The Hobbit Trilogy
The biggest problem with Peter Jackson’s Hobbit trilogy is that it came too late. Had it not followed his brilliant Lord of the Rings films, I think people would have a higher regard for this set of movies, because The Hobbit series are very good films indeed. I think this could have been done with two movies. The last one seems like a extended version of the second and by the end it gets a little long in the tooth.
But you have to give Jackson credit, as he and his team of wizards at Weta Digital really, like Lucas and Spielberg, have changed the world of effects for the better. There is scene after breathtaking scene, of magical vistas, insanely creative and lifelike monsters, and just awesome battles. Some of this would be lost if it wasn’t for Jackson’s gift for storytelling and narration. There is great humor and drama tthe wonder of the cinema, and wants you to feel that thrill too.

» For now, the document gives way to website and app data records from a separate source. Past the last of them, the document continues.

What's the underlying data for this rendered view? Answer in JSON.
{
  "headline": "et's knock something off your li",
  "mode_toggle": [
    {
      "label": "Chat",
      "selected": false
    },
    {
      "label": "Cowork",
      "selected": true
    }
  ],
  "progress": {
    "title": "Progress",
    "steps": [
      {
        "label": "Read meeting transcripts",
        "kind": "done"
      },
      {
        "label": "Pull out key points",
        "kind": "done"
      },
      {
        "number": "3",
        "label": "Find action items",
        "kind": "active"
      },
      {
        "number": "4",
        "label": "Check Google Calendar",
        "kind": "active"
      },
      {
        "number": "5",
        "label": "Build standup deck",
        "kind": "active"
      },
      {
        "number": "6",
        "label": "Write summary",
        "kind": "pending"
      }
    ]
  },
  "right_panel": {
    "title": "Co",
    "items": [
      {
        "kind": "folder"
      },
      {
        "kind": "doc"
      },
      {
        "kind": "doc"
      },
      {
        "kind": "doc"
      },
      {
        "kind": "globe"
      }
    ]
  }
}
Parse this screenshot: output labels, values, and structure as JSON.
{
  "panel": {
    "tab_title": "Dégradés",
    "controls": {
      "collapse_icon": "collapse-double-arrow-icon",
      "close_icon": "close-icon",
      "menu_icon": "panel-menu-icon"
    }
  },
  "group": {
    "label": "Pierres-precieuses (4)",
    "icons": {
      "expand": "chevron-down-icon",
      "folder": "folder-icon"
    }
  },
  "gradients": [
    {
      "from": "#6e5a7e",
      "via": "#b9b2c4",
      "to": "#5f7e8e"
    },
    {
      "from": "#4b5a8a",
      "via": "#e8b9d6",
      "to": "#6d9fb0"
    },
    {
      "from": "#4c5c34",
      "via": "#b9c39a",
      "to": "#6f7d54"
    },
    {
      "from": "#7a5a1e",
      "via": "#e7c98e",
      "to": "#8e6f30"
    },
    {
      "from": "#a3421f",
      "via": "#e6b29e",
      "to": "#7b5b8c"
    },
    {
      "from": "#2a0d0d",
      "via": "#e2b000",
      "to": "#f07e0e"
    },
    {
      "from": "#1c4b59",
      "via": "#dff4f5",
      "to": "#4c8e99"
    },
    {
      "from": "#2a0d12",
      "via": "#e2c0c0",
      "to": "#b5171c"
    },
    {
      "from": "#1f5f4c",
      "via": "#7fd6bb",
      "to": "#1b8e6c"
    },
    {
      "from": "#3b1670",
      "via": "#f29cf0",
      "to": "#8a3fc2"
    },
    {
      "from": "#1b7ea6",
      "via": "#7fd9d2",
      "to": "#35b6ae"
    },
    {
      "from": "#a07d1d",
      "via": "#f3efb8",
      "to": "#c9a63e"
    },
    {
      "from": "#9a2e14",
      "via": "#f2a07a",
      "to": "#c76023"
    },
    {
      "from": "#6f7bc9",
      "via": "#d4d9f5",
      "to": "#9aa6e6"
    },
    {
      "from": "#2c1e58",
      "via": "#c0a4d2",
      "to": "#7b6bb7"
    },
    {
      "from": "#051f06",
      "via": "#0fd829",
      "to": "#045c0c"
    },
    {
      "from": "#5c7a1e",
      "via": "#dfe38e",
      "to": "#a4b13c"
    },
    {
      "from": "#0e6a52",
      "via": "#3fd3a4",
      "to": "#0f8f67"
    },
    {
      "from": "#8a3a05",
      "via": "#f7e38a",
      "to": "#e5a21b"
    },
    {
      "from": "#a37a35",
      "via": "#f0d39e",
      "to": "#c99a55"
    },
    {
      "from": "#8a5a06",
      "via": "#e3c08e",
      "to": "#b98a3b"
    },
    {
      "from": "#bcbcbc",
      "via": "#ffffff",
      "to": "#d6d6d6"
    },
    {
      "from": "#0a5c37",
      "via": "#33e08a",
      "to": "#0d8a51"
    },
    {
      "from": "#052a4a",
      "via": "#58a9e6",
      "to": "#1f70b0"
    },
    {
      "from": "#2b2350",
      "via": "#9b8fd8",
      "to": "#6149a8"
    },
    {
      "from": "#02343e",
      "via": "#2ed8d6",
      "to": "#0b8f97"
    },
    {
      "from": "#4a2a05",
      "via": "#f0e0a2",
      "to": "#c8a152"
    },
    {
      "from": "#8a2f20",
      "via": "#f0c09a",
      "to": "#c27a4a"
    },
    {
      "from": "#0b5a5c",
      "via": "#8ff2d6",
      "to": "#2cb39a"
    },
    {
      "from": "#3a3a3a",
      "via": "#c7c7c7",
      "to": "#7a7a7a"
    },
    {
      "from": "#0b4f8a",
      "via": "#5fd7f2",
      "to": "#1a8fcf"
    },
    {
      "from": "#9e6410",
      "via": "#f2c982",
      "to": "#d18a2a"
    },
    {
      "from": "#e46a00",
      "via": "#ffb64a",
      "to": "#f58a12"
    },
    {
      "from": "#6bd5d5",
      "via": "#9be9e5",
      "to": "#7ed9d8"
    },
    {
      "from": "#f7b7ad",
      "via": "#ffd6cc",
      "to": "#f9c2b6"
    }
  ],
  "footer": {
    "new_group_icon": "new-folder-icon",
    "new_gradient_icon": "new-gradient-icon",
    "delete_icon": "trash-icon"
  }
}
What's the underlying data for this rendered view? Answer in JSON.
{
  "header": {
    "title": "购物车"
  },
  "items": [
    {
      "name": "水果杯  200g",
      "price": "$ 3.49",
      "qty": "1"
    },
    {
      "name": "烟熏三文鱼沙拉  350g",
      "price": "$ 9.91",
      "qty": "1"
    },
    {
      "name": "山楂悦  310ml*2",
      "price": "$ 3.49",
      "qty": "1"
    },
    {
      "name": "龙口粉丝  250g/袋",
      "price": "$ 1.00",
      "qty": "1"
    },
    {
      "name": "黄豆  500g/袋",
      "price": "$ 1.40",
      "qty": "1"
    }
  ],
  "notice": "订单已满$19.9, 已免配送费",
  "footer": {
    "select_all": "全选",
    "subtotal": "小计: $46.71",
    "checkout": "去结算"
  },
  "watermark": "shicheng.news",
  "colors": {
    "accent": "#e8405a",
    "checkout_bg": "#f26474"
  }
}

The story of simple Bilbo Baggins( Martin Freeman), once again the wizard Gandolf the grey (the brilliant Ian McKellen), and the group of thirteen Dwarves who are traveling to Lonely Mountain to kill the dragon Smaug (Benedict Cumberbatch) and reclaim the gold he guards, in the Kingdom one ruled by the Dwarves, is well known. Freeman is perfect as Bilbo, meek, sly, and slowly hardened, first by the journey, and then by the Precious ring he obtains, forged in Mount Doom. The dwarves are a entertaining and funny group, led by the son of the king: Thorin Oakenshield (a very good Richard Armitage).In a world filled with goblins, wargs, wood elves, evil spirits, a host of critters who inhabit the land, and yes, that pesky Gollum, this is another enchanting quest. The scene where Bilbo first encounters the giant Smaug, is worth viewing just for that scene. The Hobbit Trilogy should be watched on a big flat screen, with a good sound system.With a another classic book, Jackson has hit one out of the ballpark again.
You should see these movies.